Exercise aim: Your task is to copy each line of the records that includes the string "icon".

Data records for software interfaces
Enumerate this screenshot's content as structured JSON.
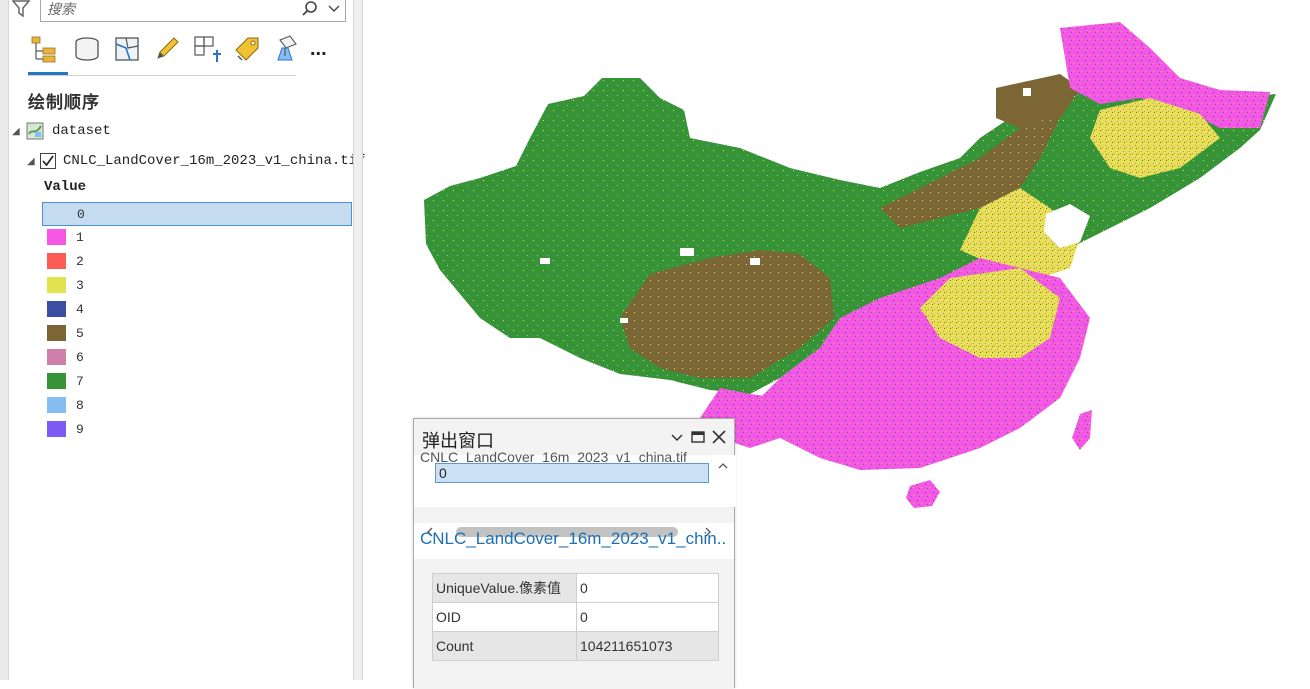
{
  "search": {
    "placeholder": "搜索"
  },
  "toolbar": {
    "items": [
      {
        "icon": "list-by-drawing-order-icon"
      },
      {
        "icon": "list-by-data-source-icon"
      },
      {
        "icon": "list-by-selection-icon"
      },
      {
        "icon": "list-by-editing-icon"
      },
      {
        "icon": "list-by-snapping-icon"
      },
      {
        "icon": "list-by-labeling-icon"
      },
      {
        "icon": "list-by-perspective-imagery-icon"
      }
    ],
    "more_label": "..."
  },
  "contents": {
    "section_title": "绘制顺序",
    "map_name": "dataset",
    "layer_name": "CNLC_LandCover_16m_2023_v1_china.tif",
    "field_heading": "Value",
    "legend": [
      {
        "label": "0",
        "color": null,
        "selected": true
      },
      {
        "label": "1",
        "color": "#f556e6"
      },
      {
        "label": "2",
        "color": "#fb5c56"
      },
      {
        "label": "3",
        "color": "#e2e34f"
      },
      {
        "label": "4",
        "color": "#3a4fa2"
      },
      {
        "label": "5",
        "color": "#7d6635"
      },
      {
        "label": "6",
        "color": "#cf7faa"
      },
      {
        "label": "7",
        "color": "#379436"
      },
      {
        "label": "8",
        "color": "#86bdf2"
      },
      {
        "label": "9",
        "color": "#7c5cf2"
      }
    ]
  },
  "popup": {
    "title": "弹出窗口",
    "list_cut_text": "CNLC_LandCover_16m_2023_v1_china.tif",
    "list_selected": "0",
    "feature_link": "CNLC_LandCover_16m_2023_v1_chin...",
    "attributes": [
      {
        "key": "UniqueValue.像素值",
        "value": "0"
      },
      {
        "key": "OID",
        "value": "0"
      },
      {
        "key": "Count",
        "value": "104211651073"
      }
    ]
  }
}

Problem solution:
        "icon": "list-by-drawing-order-icon"
        "icon": "list-by-data-source-icon"
        "icon": "list-by-selection-icon"
        "icon": "list-by-editing-icon"
        "icon": "list-by-snapping-icon"
        "icon": "list-by-labeling-icon"
        "icon": "list-by-perspective-imagery-icon"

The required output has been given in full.